**Material for the task**
━━━━━━━━
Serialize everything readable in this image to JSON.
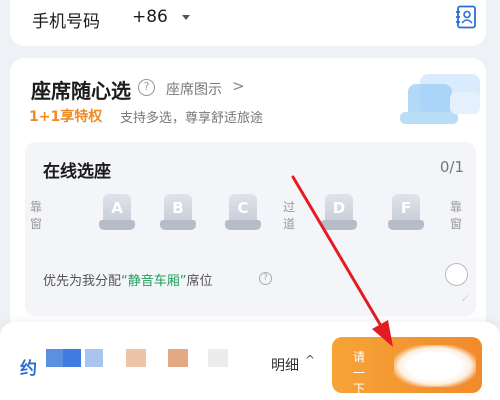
{
  "phone": {
    "label": "手机号码",
    "country_code": "+86"
  },
  "seat_selection": {
    "title": "座席随心选",
    "help_glyph": "?",
    "seat_map_link": "座席图示",
    "chevron": ">",
    "privilege": "1+1享特权",
    "privilege_desc": "支持多选，尊享舒适旅途",
    "online_panel": {
      "title": "在线选座",
      "count": "0/1",
      "window_label": "靠窗",
      "aisle_label": "过道",
      "seats": [
        "A",
        "B",
        "C",
        "D",
        "F"
      ],
      "assign_prefix": "优先为我分配",
      "assign_highlight": "“静音车厢”",
      "assign_suffix": "席位",
      "assign_help_glyph": "?"
    }
  },
  "bottom_bar": {
    "about_text": "约",
    "detail_label": "明细",
    "up_glyph": "^",
    "submit_text": "请一下"
  },
  "colors": {
    "accent_orange": "#f18a2c",
    "accent_blue": "#2a6fd6",
    "quiet_green": "#22a05a",
    "arrow_red": "#e31c24"
  }
}
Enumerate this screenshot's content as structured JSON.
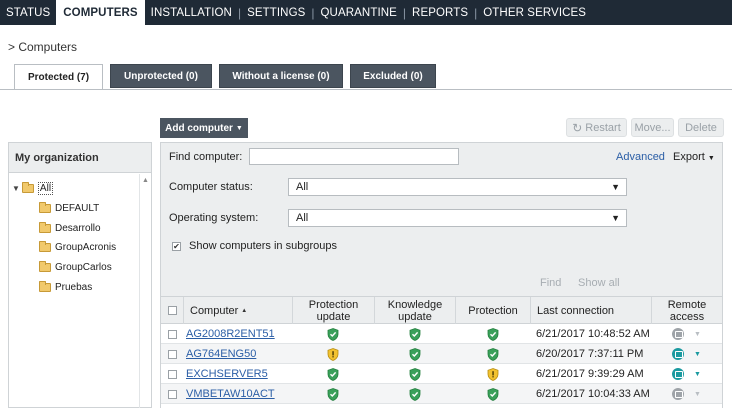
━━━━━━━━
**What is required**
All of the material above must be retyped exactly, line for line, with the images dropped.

**Written response**
Serialize everything readable in this image to JSON.
{
  "phone": {
    "label": "手机号码",
    "country_code": "+86"
  },
  "seat_selection": {
    "title": "座席随心选",
    "help_glyph": "?",
    "seat_map_link": "座席图示",
    "chevron": ">",
    "privilege": "1+1享特权",
    "privilege_desc": "支持多选，尊享舒适旅途",
    "online_panel": {
      "title": "在线选座",
      "count": "0/1",
      "window_label": "靠窗",
      "aisle_label": "过道",
      "seats": [
        "A",
        "B",
        "C",
        "D",
        "F"
      ],
      "assign_prefix": "优先为我分配",
      "assign_highlight": "“静音车厢”",
      "assign_suffix": "席位",
      "assign_help_glyph": "?"
    }
  },
  "bottom_bar": {
    "about_text": "约",
    "detail_label": "明细",
    "up_glyph": "^",
    "submit_text": "请一下"
  },
  "colors": {
    "accent_orange": "#f18a2c",
    "accent_blue": "#2a6fd6",
    "quiet_green": "#22a05a",
    "arrow_red": "#e31c24"
  }
}
Enumerate this screenshot's content as structured JSON.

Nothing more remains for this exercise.